PH: What exactly is Boehringer Ingelheim’s Innovation Unit and how does it fit within the company?
Sapountzis: This is a newly created unit that optimises existing R&D capabilities, places more emphasis on external innovation and works to accelerate development timelines to make new medicines available to patients faster. It is focused on continuous innovation within our core therapeutic areas. After demonstrating clinical effectiveness, compounds are transferred to the newly formed Human Pharmaceuticals business unit for late-stage development and subsequent commercialization.
PH: Innovation is a much used and misused word in this industry and others. What does it mean to you and how is it linked to the concept of partnering, as also highlighted on your website?
Sapountzis: Our goal is to continuously deliver meaningful innovations to patients and address existing unmet medical needs. We do this through pursing the highest-quality science and incubating the most creative ideas by maximising our industry-leading R&D capabilities and increasing our emphasis on external partnerships. These play an essential role in helping us address the healthcare challenges of today and the future. Joint partnerships with academia and industry are often the cornerstone of some of our most successful scientific relationships. Another key part of our strategy is increasing our presence in ‘hot spots’ around the world, such as Boston, Beijing, San Diego, Kyoto and New York. There are also our ‘Grass Roots’ programmes, which we launched back in 2015 in Boston to champion the next generation of biotech start-ups and entrepreneurs. This has since expanded to other life-science communities in the US and Europe.
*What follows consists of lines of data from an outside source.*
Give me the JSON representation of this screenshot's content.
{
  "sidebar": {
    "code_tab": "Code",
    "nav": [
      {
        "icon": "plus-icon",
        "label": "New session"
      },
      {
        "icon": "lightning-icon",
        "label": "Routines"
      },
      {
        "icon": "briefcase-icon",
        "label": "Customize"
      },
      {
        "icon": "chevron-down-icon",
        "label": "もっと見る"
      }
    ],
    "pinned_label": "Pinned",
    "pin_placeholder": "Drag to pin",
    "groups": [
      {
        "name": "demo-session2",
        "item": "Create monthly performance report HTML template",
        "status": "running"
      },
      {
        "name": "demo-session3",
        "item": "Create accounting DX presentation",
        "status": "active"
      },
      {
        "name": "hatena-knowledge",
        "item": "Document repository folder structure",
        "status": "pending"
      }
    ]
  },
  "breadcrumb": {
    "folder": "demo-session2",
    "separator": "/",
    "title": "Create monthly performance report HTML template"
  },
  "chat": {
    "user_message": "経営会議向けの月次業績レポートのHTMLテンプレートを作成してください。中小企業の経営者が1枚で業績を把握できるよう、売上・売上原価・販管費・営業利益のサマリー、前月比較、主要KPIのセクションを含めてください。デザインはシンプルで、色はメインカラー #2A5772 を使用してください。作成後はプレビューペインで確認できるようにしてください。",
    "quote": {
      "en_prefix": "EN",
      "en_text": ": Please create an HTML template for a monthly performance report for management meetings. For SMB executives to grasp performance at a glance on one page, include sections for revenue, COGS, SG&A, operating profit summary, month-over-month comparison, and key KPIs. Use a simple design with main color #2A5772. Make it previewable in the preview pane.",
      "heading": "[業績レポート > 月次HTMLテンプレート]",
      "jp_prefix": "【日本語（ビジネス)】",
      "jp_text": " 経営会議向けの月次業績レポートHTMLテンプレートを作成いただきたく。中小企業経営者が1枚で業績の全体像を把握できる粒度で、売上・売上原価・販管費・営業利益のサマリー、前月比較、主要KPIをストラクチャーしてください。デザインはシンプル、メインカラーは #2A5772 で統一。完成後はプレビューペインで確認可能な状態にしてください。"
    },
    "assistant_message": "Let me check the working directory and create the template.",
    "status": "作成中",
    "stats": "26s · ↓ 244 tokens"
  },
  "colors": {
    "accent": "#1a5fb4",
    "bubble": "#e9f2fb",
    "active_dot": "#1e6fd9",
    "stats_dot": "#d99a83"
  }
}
PH: Your most recent releases about partnerships mention other Big Pharma companies (Lilly, Roche), biotechs (Antifony) and academia (Vanderbilt). Is this representative? How do your partnerships typically begin and are they potentially with anyone active in the field?
Sapountzis: We seek partnerships in a variety of places, including academia, industry, start-ups and entrepreneurs, and public-private partnerships. Our corporate venture fund also drives innovation through its strategic investments in early-stage science and technology. Working together with a common purpose and shared goal is what drives the partner selection much more than the organisation – so yes, we are open to partnerships across the industry. Obviously, different partners require different collaboration frameworks, so we are open and flexible when it comes to partnership models tailored to the needs of a project and partner.
PH: What therapies, if any, are driving your partnering business?
Sapountzis: Our core therapeutic areas of interest are immunology, respiratory, CNS, cardio-metabolic and oncology. Within these, we are open to both, small molecule and biologic treatments and are also investigating new therapeutic modalities, such as oncolytic viruses or RNA therapeutics. In addition, we have Research Beyond Borders, a newly-established global research division tasked with exploring emerging science and technologies both for and beyond our core therapeutic areas. This work includes approaches in regenerative medicine, hearing loss, addressing the microbiome and gene therapy.
PH: In this context, what is the importance of DCAT Week to you? Is it the most important event in your calendar?
Sapountzis: I was honoured to speak at this year’s DCAT Week and was really impressed by the session that I was a part of. It’s a really valuable event and I encourage others to attend. Partnering is happening across the value-chain and while DCAT’s focus is on later stages of the value chain, the contributions to bringing new treatments to patients are equally important for us.